**Task instructions**:
Of the lines in the data below, count the ones holding the string "text", and answer with that number only.

**The input**:
---*---
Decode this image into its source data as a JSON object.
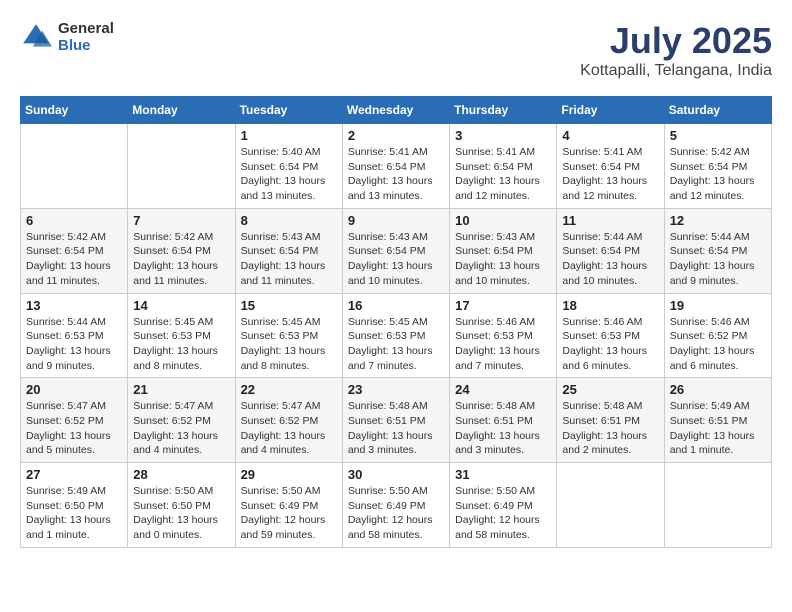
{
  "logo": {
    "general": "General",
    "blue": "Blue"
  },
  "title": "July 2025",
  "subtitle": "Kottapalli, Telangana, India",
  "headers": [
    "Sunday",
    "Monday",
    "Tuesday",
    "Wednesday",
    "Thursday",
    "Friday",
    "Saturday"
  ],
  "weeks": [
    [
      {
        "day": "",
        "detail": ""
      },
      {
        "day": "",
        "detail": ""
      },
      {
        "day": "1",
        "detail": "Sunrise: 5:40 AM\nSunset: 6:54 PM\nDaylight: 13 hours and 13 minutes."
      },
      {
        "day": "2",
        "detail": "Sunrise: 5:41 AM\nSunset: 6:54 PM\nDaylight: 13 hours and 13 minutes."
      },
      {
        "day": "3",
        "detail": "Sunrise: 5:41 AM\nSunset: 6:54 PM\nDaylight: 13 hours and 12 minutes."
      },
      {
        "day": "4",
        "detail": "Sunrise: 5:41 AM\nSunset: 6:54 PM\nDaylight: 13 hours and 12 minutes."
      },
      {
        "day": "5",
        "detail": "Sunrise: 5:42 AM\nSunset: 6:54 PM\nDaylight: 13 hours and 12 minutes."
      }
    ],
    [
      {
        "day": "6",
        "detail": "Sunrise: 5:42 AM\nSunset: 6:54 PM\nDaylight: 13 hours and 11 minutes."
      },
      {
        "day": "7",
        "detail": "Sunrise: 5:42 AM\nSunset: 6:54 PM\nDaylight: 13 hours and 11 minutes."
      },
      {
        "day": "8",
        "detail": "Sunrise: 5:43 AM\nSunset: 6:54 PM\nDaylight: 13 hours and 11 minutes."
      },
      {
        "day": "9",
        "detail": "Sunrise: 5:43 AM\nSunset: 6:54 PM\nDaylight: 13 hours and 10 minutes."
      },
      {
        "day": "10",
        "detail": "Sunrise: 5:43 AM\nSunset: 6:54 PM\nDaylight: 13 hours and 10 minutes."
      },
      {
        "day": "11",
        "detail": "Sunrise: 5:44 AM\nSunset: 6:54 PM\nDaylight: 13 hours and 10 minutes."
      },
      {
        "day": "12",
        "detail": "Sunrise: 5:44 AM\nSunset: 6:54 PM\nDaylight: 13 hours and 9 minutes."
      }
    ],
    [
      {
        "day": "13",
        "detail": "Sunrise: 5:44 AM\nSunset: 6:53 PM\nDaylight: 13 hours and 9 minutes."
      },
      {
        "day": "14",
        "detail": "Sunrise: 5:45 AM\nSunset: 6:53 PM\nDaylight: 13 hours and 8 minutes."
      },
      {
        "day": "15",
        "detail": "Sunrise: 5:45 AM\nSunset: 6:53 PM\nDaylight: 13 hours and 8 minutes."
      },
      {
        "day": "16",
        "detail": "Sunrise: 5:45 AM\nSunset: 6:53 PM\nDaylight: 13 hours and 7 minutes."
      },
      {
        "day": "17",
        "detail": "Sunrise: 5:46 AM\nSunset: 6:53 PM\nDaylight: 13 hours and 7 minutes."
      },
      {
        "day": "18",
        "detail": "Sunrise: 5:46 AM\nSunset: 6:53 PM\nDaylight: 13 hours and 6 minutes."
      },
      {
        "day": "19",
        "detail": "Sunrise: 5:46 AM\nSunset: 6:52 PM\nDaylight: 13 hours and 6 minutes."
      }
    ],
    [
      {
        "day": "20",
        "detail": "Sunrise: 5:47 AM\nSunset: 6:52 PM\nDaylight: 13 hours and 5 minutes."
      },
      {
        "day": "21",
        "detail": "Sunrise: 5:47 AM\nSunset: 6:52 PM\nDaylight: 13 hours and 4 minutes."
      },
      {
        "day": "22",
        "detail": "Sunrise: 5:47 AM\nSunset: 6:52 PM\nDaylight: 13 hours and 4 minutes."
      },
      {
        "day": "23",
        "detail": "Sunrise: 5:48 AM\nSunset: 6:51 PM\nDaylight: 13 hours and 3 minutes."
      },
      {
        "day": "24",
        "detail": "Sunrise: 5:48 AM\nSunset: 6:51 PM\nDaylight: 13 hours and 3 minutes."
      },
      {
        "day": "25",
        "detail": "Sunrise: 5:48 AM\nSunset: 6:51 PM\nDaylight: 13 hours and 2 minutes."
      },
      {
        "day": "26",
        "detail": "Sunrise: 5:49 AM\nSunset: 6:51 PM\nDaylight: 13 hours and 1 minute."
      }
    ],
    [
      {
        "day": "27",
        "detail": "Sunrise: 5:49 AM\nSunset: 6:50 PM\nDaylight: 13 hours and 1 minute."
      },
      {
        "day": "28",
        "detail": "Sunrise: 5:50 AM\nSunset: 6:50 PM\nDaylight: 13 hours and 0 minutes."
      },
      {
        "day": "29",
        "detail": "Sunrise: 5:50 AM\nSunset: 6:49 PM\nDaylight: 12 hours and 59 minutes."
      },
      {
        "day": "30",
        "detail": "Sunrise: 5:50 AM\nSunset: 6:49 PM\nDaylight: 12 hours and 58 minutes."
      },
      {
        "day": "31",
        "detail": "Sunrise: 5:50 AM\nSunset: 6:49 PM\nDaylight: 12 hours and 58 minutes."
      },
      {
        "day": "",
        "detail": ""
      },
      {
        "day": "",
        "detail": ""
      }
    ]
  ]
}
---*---
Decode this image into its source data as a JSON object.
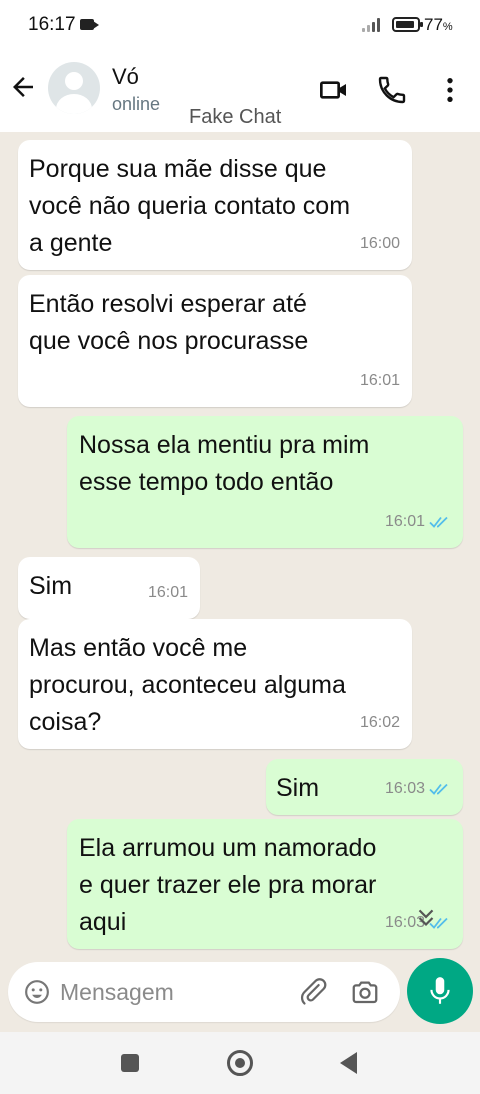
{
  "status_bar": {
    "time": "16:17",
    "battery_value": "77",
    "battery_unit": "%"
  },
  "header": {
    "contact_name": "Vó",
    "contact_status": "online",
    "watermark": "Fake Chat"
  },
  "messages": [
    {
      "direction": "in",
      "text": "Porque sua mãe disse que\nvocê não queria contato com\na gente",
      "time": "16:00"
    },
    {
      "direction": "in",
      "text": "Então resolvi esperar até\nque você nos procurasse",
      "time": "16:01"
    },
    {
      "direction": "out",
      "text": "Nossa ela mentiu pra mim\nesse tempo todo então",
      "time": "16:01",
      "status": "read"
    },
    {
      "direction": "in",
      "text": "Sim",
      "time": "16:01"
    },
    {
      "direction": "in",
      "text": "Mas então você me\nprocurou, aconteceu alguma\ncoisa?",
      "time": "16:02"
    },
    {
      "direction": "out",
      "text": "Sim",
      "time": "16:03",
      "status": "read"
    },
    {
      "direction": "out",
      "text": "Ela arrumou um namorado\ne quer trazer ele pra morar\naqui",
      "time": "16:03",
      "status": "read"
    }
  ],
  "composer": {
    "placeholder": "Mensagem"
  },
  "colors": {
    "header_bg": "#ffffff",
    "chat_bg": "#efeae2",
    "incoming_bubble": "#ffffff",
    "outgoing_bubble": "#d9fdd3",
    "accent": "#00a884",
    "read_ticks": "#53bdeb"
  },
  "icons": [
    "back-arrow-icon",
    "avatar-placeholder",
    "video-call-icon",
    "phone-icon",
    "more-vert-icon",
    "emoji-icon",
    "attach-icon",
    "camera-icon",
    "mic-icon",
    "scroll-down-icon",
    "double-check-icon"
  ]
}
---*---
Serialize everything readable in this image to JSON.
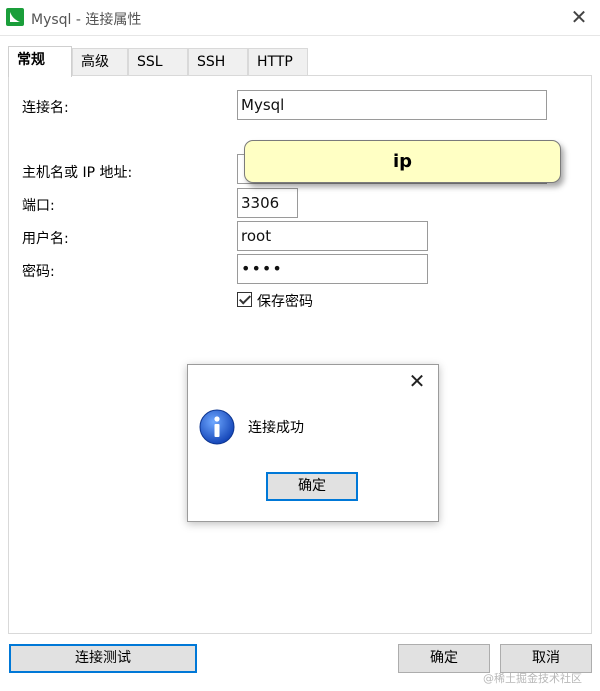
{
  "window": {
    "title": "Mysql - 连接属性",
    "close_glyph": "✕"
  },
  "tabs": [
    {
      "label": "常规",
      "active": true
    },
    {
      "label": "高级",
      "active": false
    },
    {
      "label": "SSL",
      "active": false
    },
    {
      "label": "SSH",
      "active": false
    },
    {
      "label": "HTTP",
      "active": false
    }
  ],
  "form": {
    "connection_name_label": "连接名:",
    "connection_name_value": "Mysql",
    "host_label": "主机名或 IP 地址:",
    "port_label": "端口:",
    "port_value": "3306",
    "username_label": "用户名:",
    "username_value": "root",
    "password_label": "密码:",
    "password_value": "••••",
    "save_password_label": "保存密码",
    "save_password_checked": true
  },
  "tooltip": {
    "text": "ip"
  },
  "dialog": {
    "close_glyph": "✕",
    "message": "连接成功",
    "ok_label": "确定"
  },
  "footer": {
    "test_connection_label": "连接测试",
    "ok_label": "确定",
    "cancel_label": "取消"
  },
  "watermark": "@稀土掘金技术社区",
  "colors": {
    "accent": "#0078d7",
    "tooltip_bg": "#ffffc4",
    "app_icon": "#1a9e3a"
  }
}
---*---
**Solved problem**:
8